[DATA TO USE Boundary: Start]
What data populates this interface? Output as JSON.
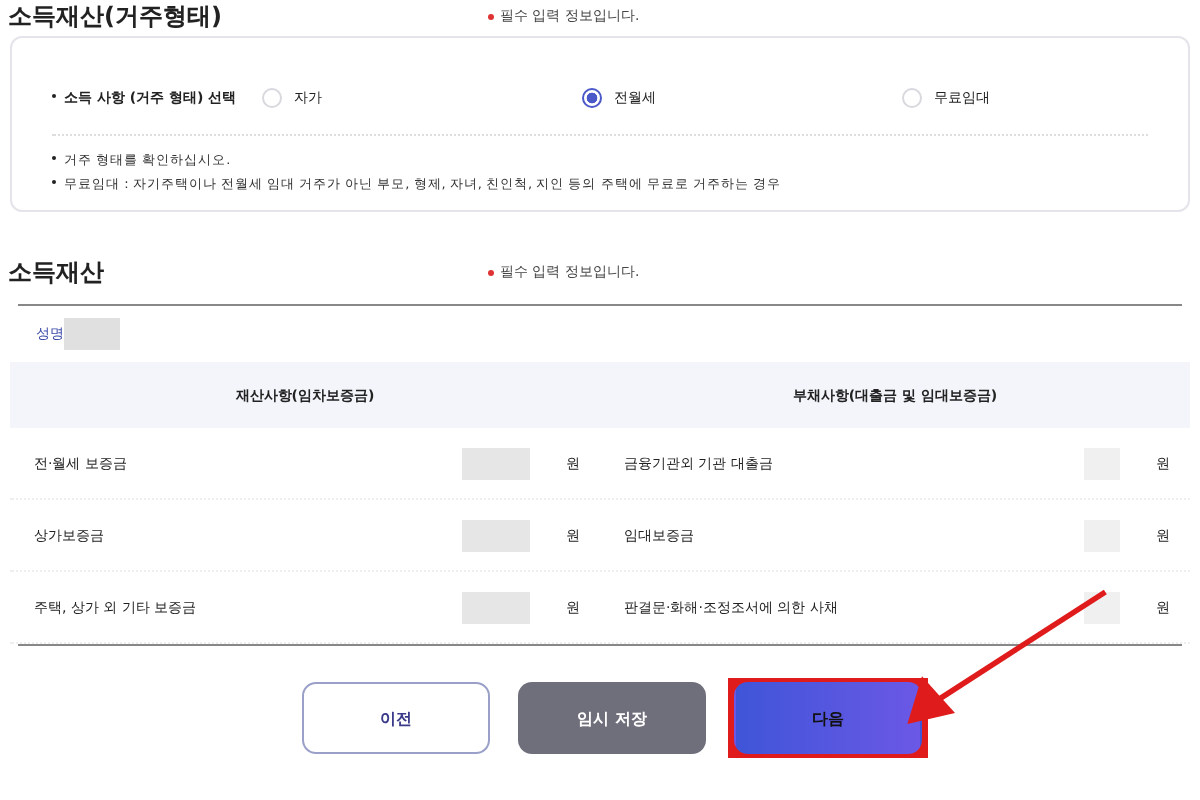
{
  "housing_section": {
    "title": "소득재산(거주형태)",
    "required_note": "필수 입력 정보입니다.",
    "question": "소득 사항 (거주 형태) 선택",
    "options": [
      {
        "label": "자가",
        "selected": false
      },
      {
        "label": "전월세",
        "selected": true
      },
      {
        "label": "무료임대",
        "selected": false
      }
    ],
    "notes": [
      "거주 형태를 확인하십시오.",
      "무료임대 : 자기주택이나 전월세 임대 거주가 아닌 부모, 형제, 자녀, 친인척, 지인 등의 주택에 무료로 거주하는 경우"
    ]
  },
  "property_section": {
    "title": "소득재산",
    "required_note": "필수 입력 정보입니다.",
    "name_label": "성명",
    "columns": [
      "재산사항(임차보증금)",
      "부채사항(대출금 및 임대보증금)"
    ],
    "rows": [
      {
        "asset": "전·월세 보증금",
        "asset_unit": "원",
        "debt": "금융기관외 기관 대출금",
        "debt_unit": "원"
      },
      {
        "asset": "상가보증금",
        "asset_unit": "원",
        "debt": "임대보증금",
        "debt_unit": "원"
      },
      {
        "asset": "주택, 상가 외 기타 보증금",
        "asset_unit": "원",
        "debt": "판결문·화해·조정조서에 의한 사채",
        "debt_unit": "원"
      }
    ]
  },
  "buttons": [
    {
      "label": "이전",
      "kind": "outline"
    },
    {
      "label": "임시 저장",
      "kind": "gray"
    },
    {
      "label": "다음",
      "kind": "primary",
      "highlighted": true
    }
  ]
}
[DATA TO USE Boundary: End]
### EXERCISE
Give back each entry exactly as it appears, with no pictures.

### ANSWER TO THIS EXERCISE
What data populates this interface? Output as JSON.
{
  "housing_section": {
    "title": "소득재산(거주형태)",
    "required_note": "필수 입력 정보입니다.",
    "question": "소득 사항 (거주 형태) 선택",
    "options": [
      {
        "label": "자가",
        "selected": false
      },
      {
        "label": "전월세",
        "selected": true
      },
      {
        "label": "무료임대",
        "selected": false
      }
    ],
    "notes": [
      "거주 형태를 확인하십시오.",
      "무료임대 : 자기주택이나 전월세 임대 거주가 아닌 부모, 형제, 자녀, 친인척, 지인 등의 주택에 무료로 거주하는 경우"
    ]
  },
  "property_section": {
    "title": "소득재산",
    "required_note": "필수 입력 정보입니다.",
    "name_label": "성명",
    "columns": [
      "재산사항(임차보증금)",
      "부채사항(대출금 및 임대보증금)"
    ],
    "rows": [
      {
        "asset": "전·월세 보증금",
        "asset_unit": "원",
        "debt": "금융기관외 기관 대출금",
        "debt_unit": "원"
      },
      {
        "asset": "상가보증금",
        "asset_unit": "원",
        "debt": "임대보증금",
        "debt_unit": "원"
      },
      {
        "asset": "주택, 상가 외 기타 보증금",
        "asset_unit": "원",
        "debt": "판결문·화해·조정조서에 의한 사채",
        "debt_unit": "원"
      }
    ]
  },
  "buttons": [
    {
      "label": "이전",
      "kind": "outline"
    },
    {
      "label": "임시 저장",
      "kind": "gray"
    },
    {
      "label": "다음",
      "kind": "primary",
      "highlighted": true
    }
  ]
}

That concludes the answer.